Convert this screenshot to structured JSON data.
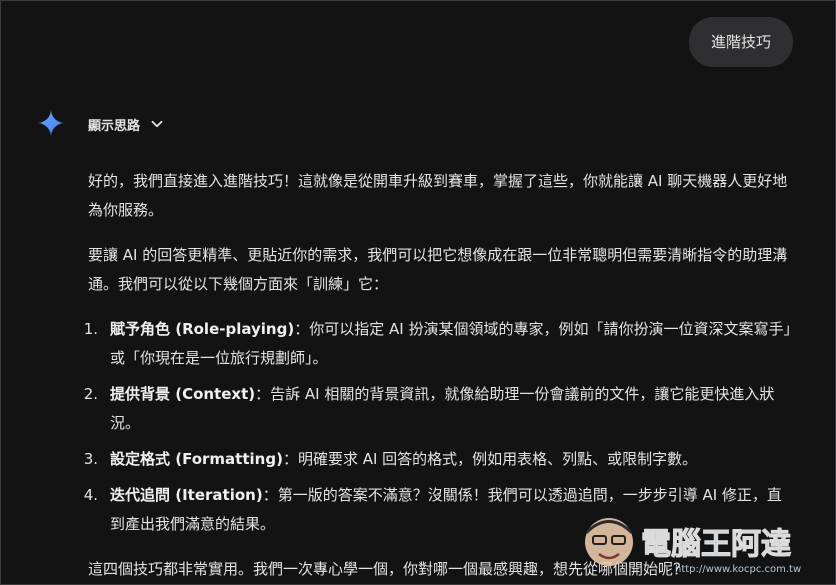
{
  "user_message": "進階技巧",
  "thinking": {
    "label": "顯示思路"
  },
  "response": {
    "intro": "好的，我們直接進入進階技巧！這就像是從開車升級到賽車，掌握了這些，你就能讓 AI 聊天機器人更好地為你服務。",
    "lead": "要讓 AI 的回答更精準、更貼近你的需求，我們可以把它想像成在跟一位非常聰明但需要清晰指令的助理溝通。我們可以從以下幾個方面來「訓練」它：",
    "items": [
      {
        "num": "1.",
        "title": "賦予角色 (Role-playing)",
        "body": "：你可以指定 AI 扮演某個領域的專家，例如「請你扮演一位資深文案寫手」或「你現在是一位旅行規劃師」。"
      },
      {
        "num": "2.",
        "title": "提供背景 (Context)",
        "body": "：告訴 AI 相關的背景資訊，就像給助理一份會議前的文件，讓它能更快進入狀況。"
      },
      {
        "num": "3.",
        "title": "設定格式 (Formatting)",
        "body": "：明確要求 AI 回答的格式，例如用表格、列點、或限制字數。"
      },
      {
        "num": "4.",
        "title": "迭代追問 (Iteration)",
        "body": "：第一版的答案不滿意？沒關係！我們可以透過追問，一步步引導 AI 修正，直到產出我們滿意的結果。"
      }
    ],
    "closing": "這四個技巧都非常實用。我們一次專心學一個，你對哪一個最感興趣，想先從哪個開始呢？"
  },
  "watermark": {
    "brand": "電腦王阿達",
    "url": "http://www.kocpc.com.tw"
  },
  "colors": {
    "background": "#131314",
    "bubble": "#2f2f31",
    "text": "#e3e3e3",
    "gemini_blue": "#4a90f5"
  }
}
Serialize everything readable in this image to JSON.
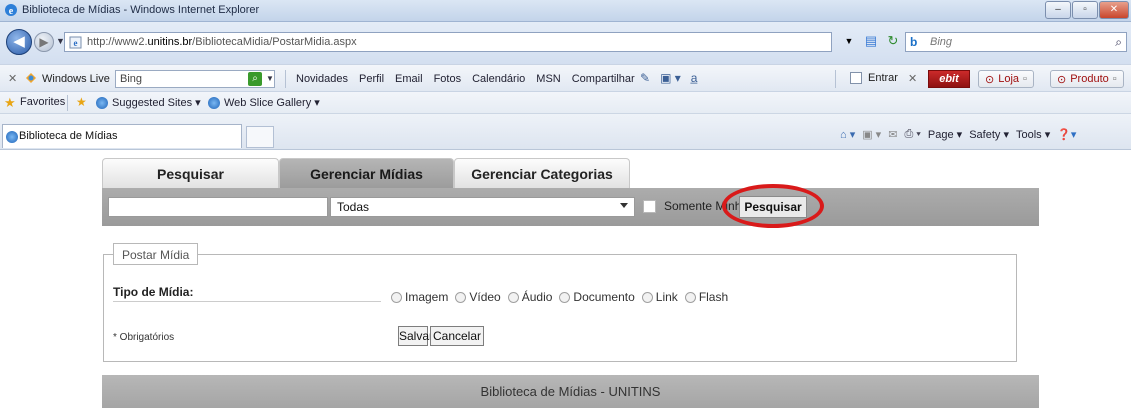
{
  "window": {
    "title": "Biblioteca de Mídias - Windows Internet Explorer"
  },
  "address": {
    "url_prefix": "http://www2.",
    "url_domain": "unitins.br",
    "url_path": "/BibliotecaMidia/PostarMidia.aspx",
    "search_placeholder": "Bing"
  },
  "livebar": {
    "label": "Windows Live",
    "search_value": "Bing",
    "links": [
      "Novidades",
      "Perfil",
      "Email",
      "Fotos",
      "Calendário",
      "MSN",
      "Compartilhar"
    ],
    "signin": "Entrar",
    "ebit": "ebit",
    "loja": "Loja",
    "produto": "Produto"
  },
  "favorites": {
    "label": "Favorites",
    "suggested": "Suggested Sites ▾",
    "webslice": "Web Slice Gallery ▾"
  },
  "tab": {
    "title": "Biblioteca de Mídias"
  },
  "cmdbar": {
    "page": "Page ▾",
    "safety": "Safety ▾",
    "tools": "Tools ▾"
  },
  "content": {
    "tabs": [
      "Pesquisar",
      "Gerenciar Mídias",
      "Gerenciar Categorias"
    ],
    "active_tab": "Gerenciar Mídias",
    "search_value": "",
    "category_select": "Todas",
    "only_mine_label": "Somente Minha",
    "search_button": "Pesquisar",
    "legend": "Postar Mídia",
    "media_type_label": "Tipo de Mídia:",
    "media_types": [
      "Imagem",
      "Vídeo",
      "Áudio",
      "Documento",
      "Link",
      "Flash"
    ],
    "required_note": "* Obrigatórios",
    "save_button": "Salvar",
    "cancel_button": "Cancelar",
    "footer": "Biblioteca de Mídias - UNITINS"
  },
  "colors": {
    "highlight_circle": "#d91a1a",
    "grey_bar": "#a3a3a3"
  }
}
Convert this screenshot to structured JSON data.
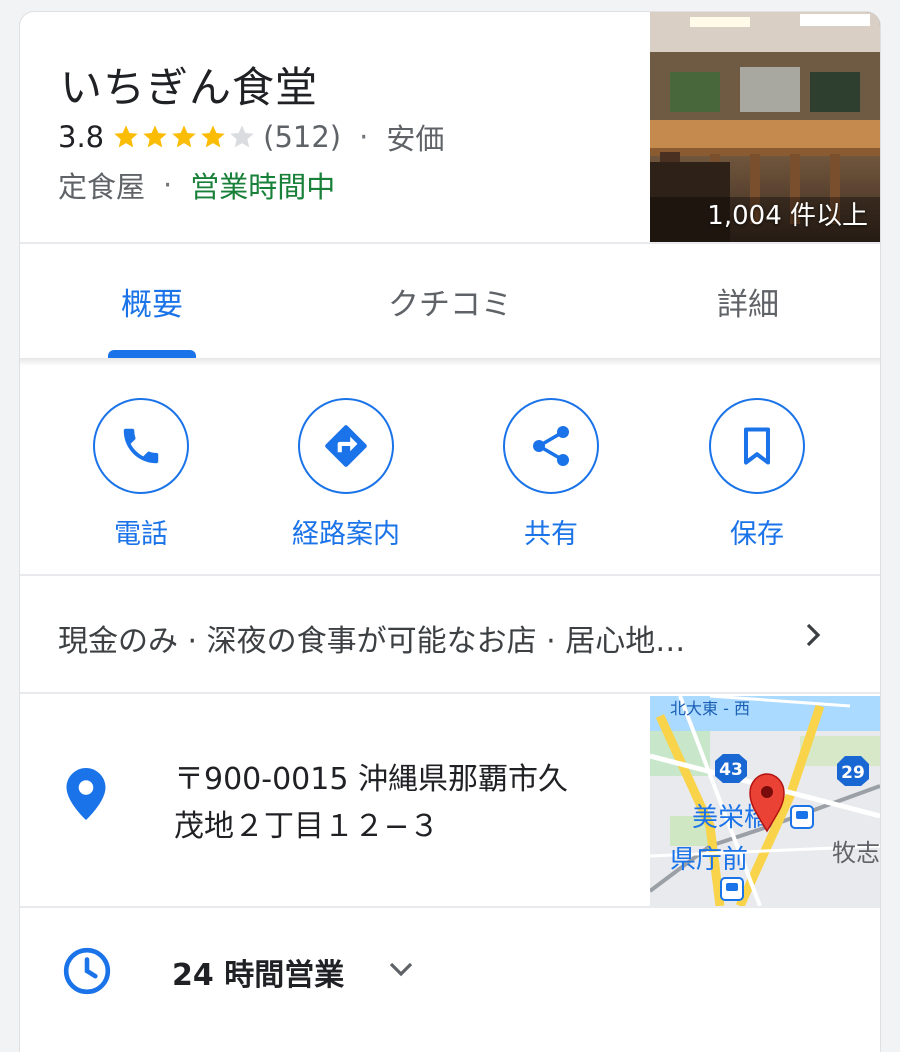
{
  "place": {
    "name": "いちぎん食堂",
    "rating": "3.8",
    "rating_value": 3.8,
    "review_count": "(512)",
    "price": "安価",
    "category": "定食屋",
    "open_status": "営業時間中",
    "photo_count": "1,004 件以上",
    "separator": "·"
  },
  "tabs": [
    {
      "label": "概要"
    },
    {
      "label": "クチコミ"
    },
    {
      "label": "詳細"
    }
  ],
  "actions": [
    {
      "label": "電話",
      "icon": "phone-icon"
    },
    {
      "label": "経路案内",
      "icon": "directions-icon"
    },
    {
      "label": "共有",
      "icon": "share-icon"
    },
    {
      "label": "保存",
      "icon": "bookmark-icon"
    }
  ],
  "features": {
    "text": "現金のみ · 深夜の食事が可能なお店 · 居心地…"
  },
  "address": {
    "line1": "〒900-0015 沖縄県那覇市久",
    "line2": "茂地２丁目１２−３"
  },
  "map": {
    "labels": {
      "road43": "43",
      "road29": "29",
      "station1": "美栄橋",
      "station2": "県庁前",
      "area1": "牧志",
      "road_name": "北大東 - 西"
    }
  },
  "hours": {
    "text": "24 時間営業"
  },
  "colors": {
    "accent": "#1a73e8",
    "open": "#188038",
    "star": "#fbbc04",
    "star_empty": "#dadce0",
    "pin": "#ea4335"
  }
}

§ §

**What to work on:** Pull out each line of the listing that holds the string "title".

**Written reply:**
        "title": "賦予角色 (Role-playing)",
        "title": "提供背景 (Context)",
        "title": "設定格式 (Formatting)",
        "title": "迭代追問 (Iteration)",
    "title": "Biblioteca de Mídias - Windows Internet Explorer"
    "title": "Biblioteca de Mídias"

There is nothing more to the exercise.